Why Sufjan Stevens would name this song Casimir Pulaski day intrigues me. Did the death of his friend occur on this day (March 4th is the feast day of St. Casimir, patron saint of Poland and Lithuania)? Is that alone sufficient? Is there something to this saint's life and death that makes a tragic death especially poignant (he was only 25 when he died, after all)? Does Sufjan Stevens even know about the history of St. Casimir? Or is this all coincidental? Am I ignorant of the impact that Polish culture has on the midwest? Surely this last question is the most important one to be answered in our immediate context of the song about St. Casimir. But I forgot to ask you--have you heard it? No? Well, even if you have, listen again, por favor.
Golden rod and the 4H stone,
The things I brought you
When I found out you had cancer of the bone.
Your father cried on the telephone
And he drove his car into the Navy yard
Just to prove that he was sorry.
In the morning, through the window shade
When the light pressed up against your shoulder blade
I could see what you were reading.
All the glory that the Lord has made
And the complications you could do without
When I kissed you on the mouth.
Tuesday night at the Bible study
We lift our hands and pray over your body,
But nothing ever happens.
I remember at Michael's house
In the living room when you kissed my neck
And I almost touched your blouse.
In the morning, at the top of the stairs
When your father found out what we did that night
And you told me you were scared.
All the glory when you ran outside
With your shirt tucked in and your shoes untied
And you told me not to follow you.
Sunday night when I cleaned the house
I found the card where you wrote it out
With the pictures of your mother.
On the floor at the great divide,
With my shirt tucked in and my shoes untied
I am crying in the bathroom.
In the morning when you finally go
And the nurse runs in with her head hung low
And the cardinal hits the window.
In the morning in the winter shade
On the first of March, on the holiday,
I thought I saw you breathing.
All the glory that the Lord has made
And the complications when I see His face
In the morning in the window.
All the glory when He took our place
But He took my shoulders and He shook my face.
And He takes and He takes and He takes.
The lyrics to this song itself raise many questions. Is Stevens writing from the perspective of the doubter? Or is his viewpoint that of the person full of the most faith of all? The one who can be shaken at their shoulders and face, and not shut out that message, but incorporate such pain and suffering into a larger scheme where God is good, is the one who truly believes. The one who does not demand the world to go their way is the one who grasps their infinitude. But is all contentment apathetic? Or is there room for happiness which rises above the here and the now to contemplate the infinite, and so be content with whether He gives or He takes? To censor this message of questioning is to cease to be, for when questions cease one lacks the faith of a little child, and this is no mere lack, it is one where the little child's clamors are turned away.

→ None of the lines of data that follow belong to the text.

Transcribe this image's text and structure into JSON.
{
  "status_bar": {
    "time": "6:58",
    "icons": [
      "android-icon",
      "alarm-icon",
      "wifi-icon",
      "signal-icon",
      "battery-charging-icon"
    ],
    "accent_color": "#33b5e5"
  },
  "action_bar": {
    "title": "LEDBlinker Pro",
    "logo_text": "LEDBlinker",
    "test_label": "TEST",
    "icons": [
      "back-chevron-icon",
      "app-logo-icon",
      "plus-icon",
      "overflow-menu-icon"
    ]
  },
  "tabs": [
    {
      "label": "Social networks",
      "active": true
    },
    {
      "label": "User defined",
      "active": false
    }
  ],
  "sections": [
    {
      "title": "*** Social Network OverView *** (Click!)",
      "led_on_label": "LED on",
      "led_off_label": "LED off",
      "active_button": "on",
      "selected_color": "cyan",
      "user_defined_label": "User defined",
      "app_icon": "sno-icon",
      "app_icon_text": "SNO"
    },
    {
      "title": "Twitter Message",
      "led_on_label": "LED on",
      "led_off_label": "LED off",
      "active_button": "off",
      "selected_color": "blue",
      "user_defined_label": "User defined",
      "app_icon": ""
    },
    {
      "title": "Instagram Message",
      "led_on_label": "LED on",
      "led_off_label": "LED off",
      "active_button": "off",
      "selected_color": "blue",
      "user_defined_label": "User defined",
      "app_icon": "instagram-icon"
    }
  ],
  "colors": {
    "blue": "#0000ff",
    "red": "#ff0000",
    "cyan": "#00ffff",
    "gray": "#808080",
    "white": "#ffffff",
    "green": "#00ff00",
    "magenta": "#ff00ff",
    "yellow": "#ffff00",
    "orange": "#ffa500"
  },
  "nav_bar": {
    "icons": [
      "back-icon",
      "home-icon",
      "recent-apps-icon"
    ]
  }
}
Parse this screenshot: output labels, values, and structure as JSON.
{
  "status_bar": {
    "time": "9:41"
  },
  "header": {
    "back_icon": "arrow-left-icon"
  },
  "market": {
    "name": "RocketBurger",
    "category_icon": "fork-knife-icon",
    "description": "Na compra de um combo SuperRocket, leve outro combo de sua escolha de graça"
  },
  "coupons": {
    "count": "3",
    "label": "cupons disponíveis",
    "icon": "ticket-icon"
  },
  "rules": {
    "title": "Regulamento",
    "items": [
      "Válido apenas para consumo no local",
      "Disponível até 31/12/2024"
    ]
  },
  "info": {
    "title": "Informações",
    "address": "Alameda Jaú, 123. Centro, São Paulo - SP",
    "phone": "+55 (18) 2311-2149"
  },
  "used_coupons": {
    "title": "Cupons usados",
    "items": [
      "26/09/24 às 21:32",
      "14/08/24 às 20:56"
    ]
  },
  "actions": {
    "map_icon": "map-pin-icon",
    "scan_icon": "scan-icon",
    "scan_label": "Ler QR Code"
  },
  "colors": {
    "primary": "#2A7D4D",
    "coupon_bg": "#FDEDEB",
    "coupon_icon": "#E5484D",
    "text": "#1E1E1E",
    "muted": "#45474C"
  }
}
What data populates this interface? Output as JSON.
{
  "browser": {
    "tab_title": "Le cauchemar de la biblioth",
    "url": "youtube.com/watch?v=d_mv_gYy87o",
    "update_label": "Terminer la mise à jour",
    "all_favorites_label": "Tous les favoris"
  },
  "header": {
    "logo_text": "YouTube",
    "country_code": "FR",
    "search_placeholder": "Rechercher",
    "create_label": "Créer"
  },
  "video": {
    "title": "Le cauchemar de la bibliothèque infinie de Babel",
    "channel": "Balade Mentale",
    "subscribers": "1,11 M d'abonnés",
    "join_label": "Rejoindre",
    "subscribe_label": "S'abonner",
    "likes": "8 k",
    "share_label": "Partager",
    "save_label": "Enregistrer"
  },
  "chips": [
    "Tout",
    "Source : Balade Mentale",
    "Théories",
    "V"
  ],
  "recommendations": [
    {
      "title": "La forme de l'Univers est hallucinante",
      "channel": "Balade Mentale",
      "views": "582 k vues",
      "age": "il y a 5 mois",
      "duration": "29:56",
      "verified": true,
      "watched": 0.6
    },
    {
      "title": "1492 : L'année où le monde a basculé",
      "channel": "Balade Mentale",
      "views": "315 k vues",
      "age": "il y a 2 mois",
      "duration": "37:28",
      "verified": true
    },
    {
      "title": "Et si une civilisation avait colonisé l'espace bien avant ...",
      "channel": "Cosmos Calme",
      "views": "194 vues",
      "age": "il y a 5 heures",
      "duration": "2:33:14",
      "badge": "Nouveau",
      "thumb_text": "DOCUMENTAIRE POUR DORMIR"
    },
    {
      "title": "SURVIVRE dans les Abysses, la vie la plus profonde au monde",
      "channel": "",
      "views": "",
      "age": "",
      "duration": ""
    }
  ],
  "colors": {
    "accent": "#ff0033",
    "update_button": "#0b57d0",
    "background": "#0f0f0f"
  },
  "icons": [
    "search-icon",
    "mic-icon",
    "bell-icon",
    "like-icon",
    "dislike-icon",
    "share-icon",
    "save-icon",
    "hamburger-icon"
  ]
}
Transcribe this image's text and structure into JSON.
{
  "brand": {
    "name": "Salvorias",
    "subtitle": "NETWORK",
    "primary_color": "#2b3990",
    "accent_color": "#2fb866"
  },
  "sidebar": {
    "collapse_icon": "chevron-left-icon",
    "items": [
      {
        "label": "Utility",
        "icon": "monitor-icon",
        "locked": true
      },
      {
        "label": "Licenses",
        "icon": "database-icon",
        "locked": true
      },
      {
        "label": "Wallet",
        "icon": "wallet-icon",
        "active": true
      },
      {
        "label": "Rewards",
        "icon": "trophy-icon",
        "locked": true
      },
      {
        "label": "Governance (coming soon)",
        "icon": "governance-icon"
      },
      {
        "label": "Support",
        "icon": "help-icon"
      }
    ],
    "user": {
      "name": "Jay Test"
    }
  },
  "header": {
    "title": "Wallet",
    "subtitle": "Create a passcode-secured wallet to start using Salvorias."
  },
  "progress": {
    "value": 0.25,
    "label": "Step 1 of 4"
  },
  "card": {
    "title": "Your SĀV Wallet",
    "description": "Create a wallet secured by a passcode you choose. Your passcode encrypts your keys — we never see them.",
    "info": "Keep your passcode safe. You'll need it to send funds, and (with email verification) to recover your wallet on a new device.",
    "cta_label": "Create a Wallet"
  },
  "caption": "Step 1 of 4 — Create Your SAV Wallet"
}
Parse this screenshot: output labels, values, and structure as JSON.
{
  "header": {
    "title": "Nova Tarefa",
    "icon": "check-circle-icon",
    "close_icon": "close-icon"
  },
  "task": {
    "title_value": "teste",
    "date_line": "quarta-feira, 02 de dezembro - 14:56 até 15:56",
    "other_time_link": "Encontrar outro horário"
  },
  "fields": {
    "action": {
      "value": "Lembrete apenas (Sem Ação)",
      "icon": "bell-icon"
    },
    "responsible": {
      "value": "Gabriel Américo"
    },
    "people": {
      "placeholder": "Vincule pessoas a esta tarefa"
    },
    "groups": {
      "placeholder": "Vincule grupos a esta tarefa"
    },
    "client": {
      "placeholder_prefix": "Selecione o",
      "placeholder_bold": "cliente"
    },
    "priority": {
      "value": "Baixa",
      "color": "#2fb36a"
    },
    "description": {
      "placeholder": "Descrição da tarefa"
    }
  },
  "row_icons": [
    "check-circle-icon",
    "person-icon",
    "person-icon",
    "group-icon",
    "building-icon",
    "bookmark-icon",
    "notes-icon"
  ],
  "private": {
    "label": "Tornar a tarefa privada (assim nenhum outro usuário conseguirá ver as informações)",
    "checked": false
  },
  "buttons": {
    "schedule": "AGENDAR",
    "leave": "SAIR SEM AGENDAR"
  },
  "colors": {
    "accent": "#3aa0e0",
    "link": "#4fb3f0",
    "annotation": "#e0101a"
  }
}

This is a positive tragedy, not a mere dire dirge dedicated to dearth.
And yet, the question arises, what of those many souls we know who have gone from questioning in a child's tone, to questioning in a plaintive one? Is there a line of delineation between the thinking that is childlike and the thinking that is religulous? Will Occam's razor cut the soul who is too eager to use it? Or does this take us back to asking whether there is such a thing as wrong questions? I think it does. But again, the question I have is: is it not the heart that matters most? Regardless of the questions asked, if the heart is there, it is not only unshakeable, it itself will ask any question without fear of its world being turned upside down. This is why we see young children asking us why the sky is blue. And why did we ever stop asking such questions? Questions, questions, questions.